● **Activity**:
Please repeat the entries word for word and keep the images out.

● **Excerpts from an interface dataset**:
______________________________

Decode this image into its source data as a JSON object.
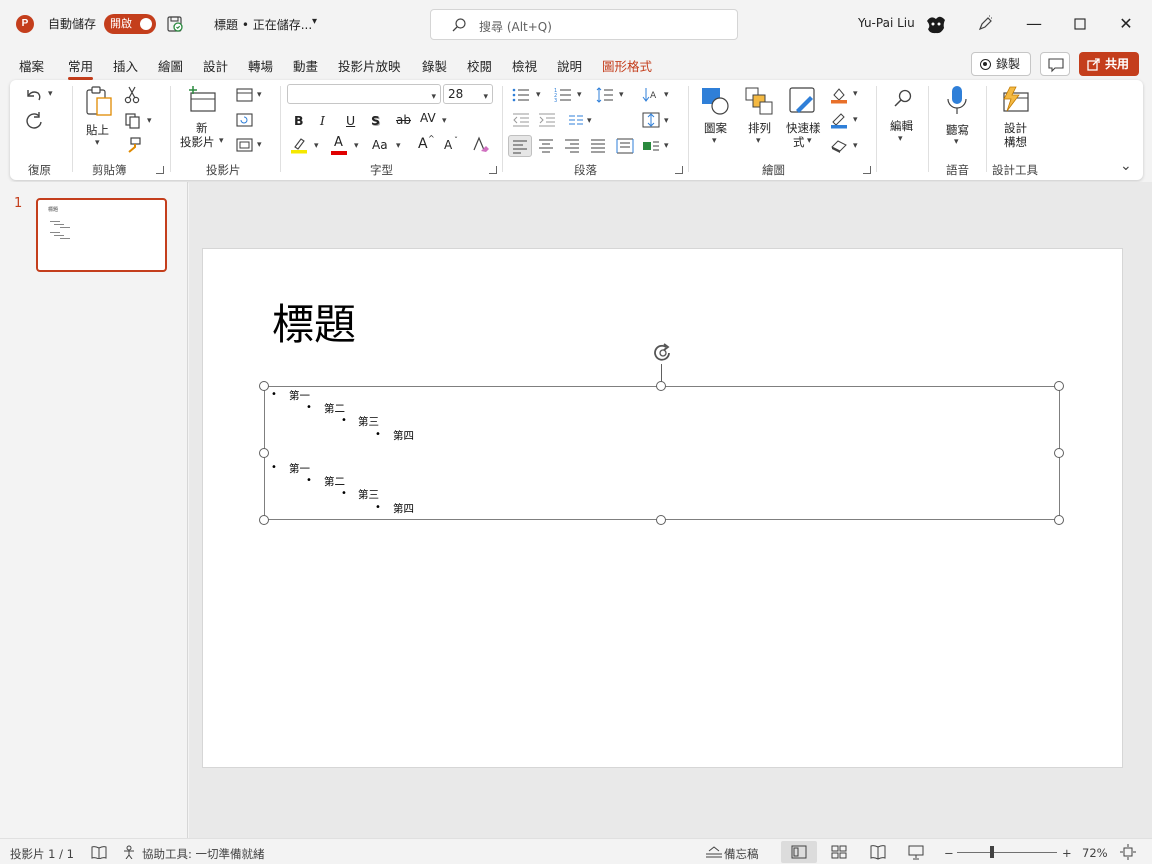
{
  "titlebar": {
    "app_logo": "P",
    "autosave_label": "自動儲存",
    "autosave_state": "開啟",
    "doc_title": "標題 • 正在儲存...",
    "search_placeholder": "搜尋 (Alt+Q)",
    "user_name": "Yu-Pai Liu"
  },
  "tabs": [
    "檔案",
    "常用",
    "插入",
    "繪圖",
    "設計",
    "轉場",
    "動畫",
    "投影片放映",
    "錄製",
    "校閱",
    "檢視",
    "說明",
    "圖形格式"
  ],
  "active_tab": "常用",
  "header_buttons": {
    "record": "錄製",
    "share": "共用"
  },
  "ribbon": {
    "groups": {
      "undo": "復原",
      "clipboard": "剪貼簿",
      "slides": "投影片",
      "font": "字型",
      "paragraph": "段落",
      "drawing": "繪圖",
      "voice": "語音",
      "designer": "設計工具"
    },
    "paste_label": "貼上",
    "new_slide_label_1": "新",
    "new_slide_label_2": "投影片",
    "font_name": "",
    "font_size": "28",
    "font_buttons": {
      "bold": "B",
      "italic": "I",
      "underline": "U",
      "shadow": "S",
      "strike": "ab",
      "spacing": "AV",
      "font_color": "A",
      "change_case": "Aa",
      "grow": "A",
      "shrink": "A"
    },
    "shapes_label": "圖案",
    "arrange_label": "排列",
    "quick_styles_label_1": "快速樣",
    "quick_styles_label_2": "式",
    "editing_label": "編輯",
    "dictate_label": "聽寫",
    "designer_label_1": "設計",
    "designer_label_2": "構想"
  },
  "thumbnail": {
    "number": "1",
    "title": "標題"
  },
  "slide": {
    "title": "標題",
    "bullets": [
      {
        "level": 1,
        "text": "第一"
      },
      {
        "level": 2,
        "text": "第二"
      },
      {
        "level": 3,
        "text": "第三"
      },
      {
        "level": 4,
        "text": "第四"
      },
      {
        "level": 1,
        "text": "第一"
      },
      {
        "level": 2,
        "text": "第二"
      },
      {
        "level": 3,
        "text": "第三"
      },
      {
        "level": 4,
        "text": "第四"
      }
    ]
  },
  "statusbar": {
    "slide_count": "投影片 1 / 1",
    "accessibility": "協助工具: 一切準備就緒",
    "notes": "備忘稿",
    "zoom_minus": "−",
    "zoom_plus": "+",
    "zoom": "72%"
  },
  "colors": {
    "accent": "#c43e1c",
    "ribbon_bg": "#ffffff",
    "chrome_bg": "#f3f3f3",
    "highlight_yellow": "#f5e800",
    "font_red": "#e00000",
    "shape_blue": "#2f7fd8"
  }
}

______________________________

● **Answer to this problem**:
Decode this image into its source data as a JSON object.
{
  "titlebar": {
    "app_logo": "P",
    "autosave_label": "自動儲存",
    "autosave_state": "開啟",
    "doc_title": "標題 • 正在儲存...",
    "search_placeholder": "搜尋 (Alt+Q)",
    "user_name": "Yu-Pai Liu"
  },
  "tabs": [
    "檔案",
    "常用",
    "插入",
    "繪圖",
    "設計",
    "轉場",
    "動畫",
    "投影片放映",
    "錄製",
    "校閱",
    "檢視",
    "說明",
    "圖形格式"
  ],
  "active_tab": "常用",
  "header_buttons": {
    "record": "錄製",
    "share": "共用"
  },
  "ribbon": {
    "groups": {
      "undo": "復原",
      "clipboard": "剪貼簿",
      "slides": "投影片",
      "font": "字型",
      "paragraph": "段落",
      "drawing": "繪圖",
      "voice": "語音",
      "designer": "設計工具"
    },
    "paste_label": "貼上",
    "new_slide_label_1": "新",
    "new_slide_label_2": "投影片",
    "font_name": "",
    "font_size": "28",
    "font_buttons": {
      "bold": "B",
      "italic": "I",
      "underline": "U",
      "shadow": "S",
      "strike": "ab",
      "spacing": "AV",
      "font_color": "A",
      "change_case": "Aa",
      "grow": "A",
      "shrink": "A"
    },
    "shapes_label": "圖案",
    "arrange_label": "排列",
    "quick_styles_label_1": "快速樣",
    "quick_styles_label_2": "式",
    "editing_label": "編輯",
    "dictate_label": "聽寫",
    "designer_label_1": "設計",
    "designer_label_2": "構想"
  },
  "thumbnail": {
    "number": "1",
    "title": "標題"
  },
  "slide": {
    "title": "標題",
    "bullets": [
      {
        "level": 1,
        "text": "第一"
      },
      {
        "level": 2,
        "text": "第二"
      },
      {
        "level": 3,
        "text": "第三"
      },
      {
        "level": 4,
        "text": "第四"
      },
      {
        "level": 1,
        "text": "第一"
      },
      {
        "level": 2,
        "text": "第二"
      },
      {
        "level": 3,
        "text": "第三"
      },
      {
        "level": 4,
        "text": "第四"
      }
    ]
  },
  "statusbar": {
    "slide_count": "投影片 1 / 1",
    "accessibility": "協助工具: 一切準備就緒",
    "notes": "備忘稿",
    "zoom_minus": "−",
    "zoom_plus": "+",
    "zoom": "72%"
  },
  "colors": {
    "accent": "#c43e1c",
    "ribbon_bg": "#ffffff",
    "chrome_bg": "#f3f3f3",
    "highlight_yellow": "#f5e800",
    "font_red": "#e00000",
    "shape_blue": "#2f7fd8"
  }
}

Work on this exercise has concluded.